He confirmed the size of my Beloved’s claimed 28” walleye catch by quickly finding the proof on his digital camera. He’s such an anti-technology dude, he doesn’t even own a computer, so he couldn’t email it to him. But that was OK: like everything in the out-of-doors, it’s the memory that counts, and the stories you can tell.
Tim was en route home to southern Missouri after a ski trip with his family in the Rockies. Like us, he was killing time in Denver before his flight home to his cattle ranch. He is one of those adventurous, outdoorsy guys about whom there should be a TV series, although, of course, he doesn’t own a TV, either, so he couldn’t even watch his own show.
But he has done all kinds of crazy things all over the country, he’s as strong as an ox, and he has all the outdoorsman skills . . . including storytelling.
As he told this one, I realized that the Lord had sent my answer for my New Year’s resolution, in the way that speaks the best to me: a story.
It seems that Tim was out in the boondocks of Wyoming or someplace wild, with a bunch of friends and their sons. It sounded as if they were tent-camping. One night around the fire, one of the young men said it was his dream to someday shoot a bear. It was legal in that neck o’ the woods, but a rare coup. Most just shrugged off the notion. But Tim filed it in his “things to do” file.
He’s the kind of a guy who wants to make your dreams come true if he possibly can. He gets a big kick out of that kind of stuff.
Next day, he was out on the range alone on his trusted horse Roanie, when . . . what do you suppose? . . . wouldn’t you know? . . . he rounded a bend and ran smack into a big, black bear!
Cowboy Tim instinctively went for his lasso. He roped that bear on the spot.
When he realized the bear was so close to the horse that he might jump them, he immediately parceled out about 20 more feet, and then – as if Roanie needed urging – high-tailed it back to camp.

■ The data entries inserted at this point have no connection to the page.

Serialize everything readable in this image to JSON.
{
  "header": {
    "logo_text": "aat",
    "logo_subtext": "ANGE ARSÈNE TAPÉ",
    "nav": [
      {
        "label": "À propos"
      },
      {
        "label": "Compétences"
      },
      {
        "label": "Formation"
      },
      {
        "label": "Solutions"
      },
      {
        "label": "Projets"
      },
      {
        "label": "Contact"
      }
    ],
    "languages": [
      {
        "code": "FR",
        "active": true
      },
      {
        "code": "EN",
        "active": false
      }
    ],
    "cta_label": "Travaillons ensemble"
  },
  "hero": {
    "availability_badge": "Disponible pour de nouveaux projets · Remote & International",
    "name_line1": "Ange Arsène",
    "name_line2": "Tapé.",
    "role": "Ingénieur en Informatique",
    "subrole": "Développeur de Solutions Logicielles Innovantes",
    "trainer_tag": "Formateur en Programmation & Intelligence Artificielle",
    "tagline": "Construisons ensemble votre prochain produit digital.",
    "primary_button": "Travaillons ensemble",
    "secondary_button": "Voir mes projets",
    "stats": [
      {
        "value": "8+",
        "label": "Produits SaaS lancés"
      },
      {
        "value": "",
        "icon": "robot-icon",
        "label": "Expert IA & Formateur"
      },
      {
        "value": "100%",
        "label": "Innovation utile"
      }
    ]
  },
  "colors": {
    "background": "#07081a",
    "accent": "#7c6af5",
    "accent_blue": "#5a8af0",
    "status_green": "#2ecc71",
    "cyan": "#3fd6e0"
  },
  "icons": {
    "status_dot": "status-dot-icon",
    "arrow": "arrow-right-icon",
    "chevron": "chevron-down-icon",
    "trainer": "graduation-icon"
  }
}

That bear galloped right behind them, occasionally somersaulting, but never getting too close to the strong, steady lope of Roanie. Meanwhile, Tim grinned with anticipation over what the young man’s face would look like when he saw that bear “as ordered.” But Tim was also going into a little bit of panic mode over what could happen if the horse stumbled or somehow that bear caught up to them.

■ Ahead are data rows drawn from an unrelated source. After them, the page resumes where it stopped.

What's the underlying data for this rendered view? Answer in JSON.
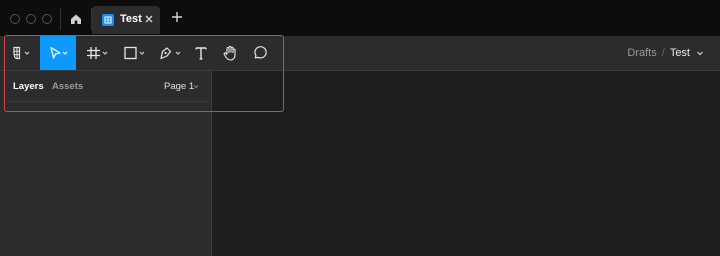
{
  "window": {
    "tab": {
      "label": "Test"
    },
    "icons": [
      "home-icon",
      "figma-file-icon",
      "close-icon",
      "plus-icon"
    ]
  },
  "toolbar": {
    "tools": [
      {
        "name": "main-menu",
        "icon": "figma-logo-icon",
        "has_dropdown": true
      },
      {
        "name": "move",
        "icon": "pointer-icon",
        "has_dropdown": true,
        "active": true
      },
      {
        "name": "frame",
        "icon": "hash-frame-icon",
        "has_dropdown": true
      },
      {
        "name": "shape",
        "icon": "rectangle-icon",
        "has_dropdown": true
      },
      {
        "name": "pen",
        "icon": "pen-icon",
        "has_dropdown": true
      },
      {
        "name": "text",
        "icon": "text-T-icon",
        "has_dropdown": false
      },
      {
        "name": "hand",
        "icon": "hand-icon",
        "has_dropdown": false
      },
      {
        "name": "comment",
        "icon": "speech-bubble-icon",
        "has_dropdown": false
      }
    ],
    "breadcrumb": {
      "folder": "Drafts",
      "separator": "/",
      "file": "Test"
    }
  },
  "sidebar": {
    "tabs": [
      {
        "label": "Layers",
        "active": true
      },
      {
        "label": "Assets",
        "active": false
      }
    ],
    "page": {
      "label": "Page 1"
    }
  },
  "colors": {
    "accent": "#0d99ff",
    "highlight_outline": "#d8434b",
    "toolbar_bg": "#2c2c2c",
    "canvas_bg": "#1e1e1e",
    "titlebar_bg": "#0d0d0d"
  }
}
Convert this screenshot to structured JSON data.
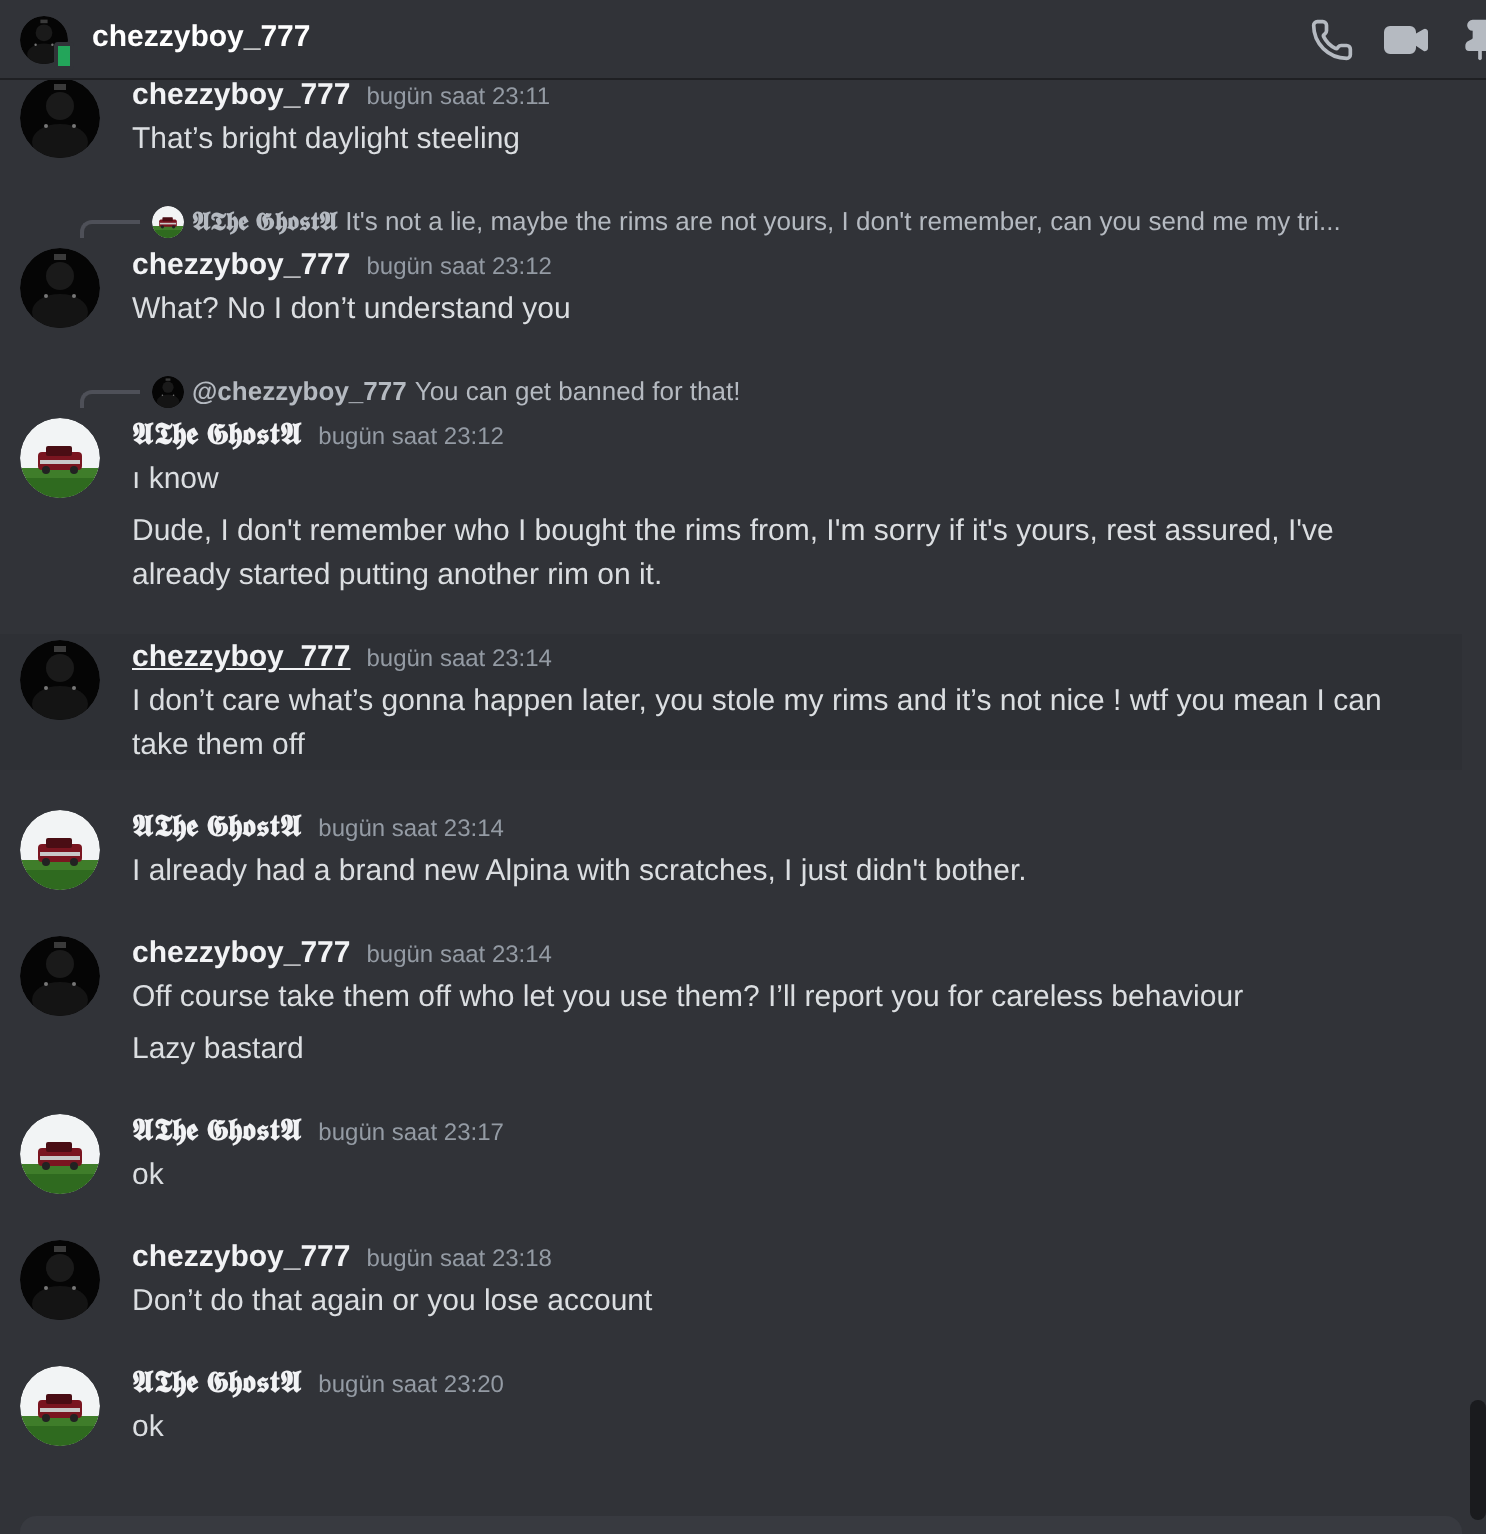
{
  "header": {
    "title": "chezzyboy_777"
  },
  "messages": [
    {
      "author": "chezzyboy_777",
      "time": "bugün saat 23:11",
      "hovered": false,
      "lines": [
        "That’s bright daylight steeling"
      ]
    },
    {
      "author": "chezzyboy_777",
      "time": "bugün saat 23:12",
      "hovered": false,
      "reply": {
        "author": "𝕬𝕿𝖍𝖊 𝕲𝖍𝖔𝖘𝖙𝕬",
        "text": "It's not a lie, maybe the rims are not yours, I don't remember, can you send me my tri..."
      },
      "lines": [
        "What? No I don’t understand you"
      ]
    },
    {
      "author": "𝕬𝕿𝖍𝖊 𝕲𝖍𝖔𝖘𝖙𝕬",
      "time": "bugün saat 23:12",
      "hovered": false,
      "reply": {
        "author": "@chezzyboy_777",
        "text": "You can get banned for that!"
      },
      "lines": [
        "ı know",
        "Dude, I don't remember who I bought the rims from, I'm sorry if it's yours, rest assured, I've already started putting another rim on it."
      ]
    },
    {
      "author": "chezzyboy_777",
      "time": "bugün saat 23:14",
      "hovered": true,
      "lines": [
        "I don’t care what’s gonna happen later, you stole my rims and it’s not nice ! wtf you mean I can take them off"
      ]
    },
    {
      "author": "𝕬𝕿𝖍𝖊 𝕲𝖍𝖔𝖘𝖙𝕬",
      "time": "bugün saat 23:14",
      "hovered": false,
      "lines": [
        "I already had a brand new Alpina with scratches, I just didn't bother."
      ]
    },
    {
      "author": "chezzyboy_777",
      "time": "bugün saat 23:14",
      "hovered": false,
      "lines": [
        "Off course take them off who let you use them? I’ll report you for careless behaviour",
        "Lazy bastard"
      ]
    },
    {
      "author": "𝕬𝕿𝖍𝖊 𝕲𝖍𝖔𝖘𝖙𝕬",
      "time": "bugün saat 23:17",
      "hovered": false,
      "lines": [
        "ok"
      ]
    },
    {
      "author": "chezzyboy_777",
      "time": "bugün saat 23:18",
      "hovered": false,
      "lines": [
        "Don’t do that again or you lose account"
      ]
    },
    {
      "author": "𝕬𝕿𝖍𝖊 𝕲𝖍𝖔𝖘𝖙𝕬",
      "time": "bugün saat 23:20",
      "hovered": false,
      "lines": [
        "ok"
      ]
    }
  ]
}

He was hootin’ and hollerin’ so loud as the odd trio galloped into camp that the young man heard the commotion, saw them coming – rubbed his eyes – looked again – and got his gun. He was already out, literally loaded for bear, when they came near enough. He got off his shot, clean and true. He got the bear.
“You SAID you wanted to shoot a bear, so I BRUNG you one!” Tim deadpanned. He said it was one of the happiest moments of his life.
At that moment, I knew how Jesus feels when one of His children receives one of His blessings. Think of all the work that Jesus had to do to get our attention . . . including dying on the Cross . . . all the things He has to do to bless us today in our complicated, distractible world. And yet, no matter how outrageous our desires are, if they align with His purposes, He will do anything – ANYTHING! – to give us what we want.
It’s His favorite thing.
Of course, we have to cooperate. Tim had a steady horse and a good, prepared rope, or else he would never have been able to pull off that unBEARably special delivery.
But his story reminds us that, when we finally do get our blessing, who’ll be grinning the widest? The Lord!
I asked Tim what his New Year’s resolution was. He looked down at his shoes with a humble grin. He answered, “Same as always. I wake up every morning and ask myself, ‘How can I be a little bit better person today?’”
So simple. So perfect!
So that’s mine, too. I’m going into the New Year loaded for bear. Expecting God’s blessings around every bend. Keeping my lasso supple and my mount well-fed. Keeping myself eager to go all out to bring blessings to everyone around the campfire . . . and to put a great, big smile on the Trailmaster’s Face. †
By Susan Darst Williams | www.RadiantBeams.org | Holidays | © 2020